Religious liberty and why it matters

We have heard a lot in the media about the Health and Human Service Mandate concerning insurance coverage for contraception, sterilization, and abortion inducing drugs. Our Church has rightly objected to these mandates that force upon religious institutions practices that go against Church teaching. The media have cast this in narrow terms focused on contraception and trying to make this an issue about women. But the issues are wider and deeper. They need to be examined and we need to be informed. Here are two other examples that might help us more clearly see why we must constantly rally to support religious liberty.
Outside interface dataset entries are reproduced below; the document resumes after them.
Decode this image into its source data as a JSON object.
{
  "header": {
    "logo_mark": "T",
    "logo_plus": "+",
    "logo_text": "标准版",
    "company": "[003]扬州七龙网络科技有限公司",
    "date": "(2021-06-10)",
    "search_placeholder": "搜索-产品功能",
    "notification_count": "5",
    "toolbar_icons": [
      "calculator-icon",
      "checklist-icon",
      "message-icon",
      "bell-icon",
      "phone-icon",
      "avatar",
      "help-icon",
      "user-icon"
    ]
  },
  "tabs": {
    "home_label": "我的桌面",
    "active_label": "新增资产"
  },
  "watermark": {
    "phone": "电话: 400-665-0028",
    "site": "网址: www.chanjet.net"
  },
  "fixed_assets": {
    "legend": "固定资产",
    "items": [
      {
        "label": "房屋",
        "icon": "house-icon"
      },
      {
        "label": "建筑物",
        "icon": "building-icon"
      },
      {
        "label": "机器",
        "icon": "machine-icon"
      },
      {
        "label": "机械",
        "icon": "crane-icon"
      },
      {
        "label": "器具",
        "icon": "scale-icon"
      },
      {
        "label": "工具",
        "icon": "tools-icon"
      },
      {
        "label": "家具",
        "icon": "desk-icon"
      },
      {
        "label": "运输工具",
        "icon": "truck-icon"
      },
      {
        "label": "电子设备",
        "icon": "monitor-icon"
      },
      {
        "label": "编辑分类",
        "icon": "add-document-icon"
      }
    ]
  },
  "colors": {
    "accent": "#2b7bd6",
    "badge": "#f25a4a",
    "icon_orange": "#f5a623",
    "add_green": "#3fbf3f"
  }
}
Did you know that the Alabama immigration law makes it illegal for a Catholic priest to baptize, hear the confession of, celebrate the anointing of the sick with, or preach the Word of God to an undocumented immigrant? “Nor can we encourage them to attend Mass or give them a ride to Mass. It is illegal to allow them to attend adult scripture study groups, or attend CCD or Sunday school classes. It is illegal for the clergy to counsel them in times of difficulty or in preparation for marriage. It is illegal for them to come to Alcoholic Anonymous meetings or other recovery groups at our churches.” (Archbishop Thomas Rodi, of Mobile, Alabama, August 1, 2011.)

Did you know that in 2009 the Connecticut Legislature proposed a bill that would have forced Catholic parishes to be restructured according to a congregational model? This was successfully defeated by Archbishop-designate William Lori but it is frightening to think that a government would even attempt to dictate Church governance.
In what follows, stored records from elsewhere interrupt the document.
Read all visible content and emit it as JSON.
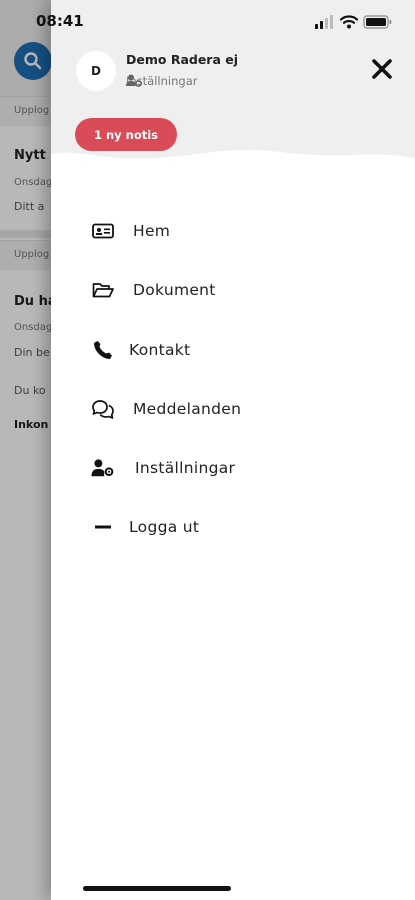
{
  "status_bar": {
    "time": "08:41"
  },
  "background": {
    "rows": [
      {
        "label": "Upplog"
      },
      {
        "title": "Nytt",
        "meta": "Onsdag",
        "snippet": "Ditt a"
      },
      {
        "label": "Upplog"
      },
      {
        "title": "Du ha",
        "meta": "Onsdag",
        "snippet": "Din be",
        "extra": "Du ko",
        "footer": "Inkon"
      }
    ]
  },
  "drawer": {
    "avatar_initial": "D",
    "user_name": "Demo Radera ej",
    "settings_link": "Inställningar",
    "notification_badge": "1 ny notis",
    "menu": [
      {
        "label": "Hem",
        "icon": "id-card-icon"
      },
      {
        "label": "Dokument",
        "icon": "folder-open-icon"
      },
      {
        "label": "Kontakt",
        "icon": "phone-icon"
      },
      {
        "label": "Meddelanden",
        "icon": "chat-icon"
      },
      {
        "label": "Inställningar",
        "icon": "user-gear-icon"
      },
      {
        "label": "Logga ut",
        "icon": "minus-icon"
      }
    ]
  },
  "colors": {
    "badge": "#d84b57",
    "search_button": "#1f6fb5",
    "header_bg": "#efefef",
    "text": "#222222"
  }
}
Archbishop Lori also testified before Congress as chairman of the Bishops’ Ad Hoc committee on Religious Liberty on February 28, 2012 concerning the mandates of the Department of Health and Human Services: “This is not a matter of whether contraception may be prohibited by the government. This is not even a matter of whether contraception may be supported by the government. Instead, it is a matter of whether religious people and institutions may be forced by the government to provide coverage for contraception or sterilization, even if that violates their religious beliefs.”

It seems today that for some people the separation between Church and state means that only a secular religion devoid of the rich Judeo-Christian tradition is acceptable. I dare say that our society will implode upon itself if this ever becomes a reality.

Let us not be naive. There is ample evidence that an increasingly secular society wishes to make religious belief and practice a purely private matter. If our religious faith is no longer tolerated in the public arena, religious freedom is a lost instead of a cherished right. We have seen a disturbing trend among Catholic politicians who say they are personally opposed to abortion but think it should be legal. We have seen far too many Catholic politicians even here on Long Island turning their faith into a private and perhaps convenient matter, a far cry from the fervor and heroism of the countless martyrs who have given witness to Jesus Christ over the last two thousand years. We end up fighting over whether they should be receiving Communion at Mass.   We need to be more proactive in witnessing to the Gospel values Jesus gave us and living them with conviction.

Our Bishops have published a splendid document that was printed in The Long Island Catholic last week: Our First, Most Cherished Liberty. Copies are also available at our parishes. This is a must read for all Catholics and all people of faith and good will. Do not believe what you read in the secular newspapers about this document. I have seen many inaccuracies. Do not rely upon others to tell you what it says. Read the document carefully and study it. It is very well done.

The bishops propose a Fortnight for Freedom from June 27 - July 4 of this year. They describe this as a great hymn of prayer for our country. This has great potential in my opinion. However, how we go about this is critically important. This is not an opportunity to throw a pity party about how we are being persecuted. It is not a moment for self-righteousness. It is below our dignity as Christians to demonize our “opponents.” It is time for us to stand up and be heard. It is a time to witness to our faith in Jesus Christ and not take it for granted. It is a time for us to live our faith by acts of service and compassion. This fortnight should be a fortnight of joy because we proclaim the Resurrection of Jesus Christ, the Son of God who conquered death and sin. It should be a fortnight of service so others can see how we Christians love one another. It should be a fortnight of welcome so those who do not know Jesus Christ or no longer follow His ways may want to come and join us in the great enterprise we call the Good News of Jesus Christ.

Just last week there was a reading from the Acts of the Apostles where the Apostles were given strict orders not to teach in the name of Christ. Peter responded for all of them: “We must obey God rather than men” (Acts 5:29). For any government anywhere at any time to say that I cannot baptize or care for a person, be they documented or undocumented, is simply unacceptable. The issue of undocumented (yes, I did not say ‘illegal’) persons is a complicated issue concerning policy and good people can disagree. But a Christian response to care for another human being is a matter of principle, not policy, and principal always trumps policy.

Yes, religious liberty really matters.
May the Lord give you peace.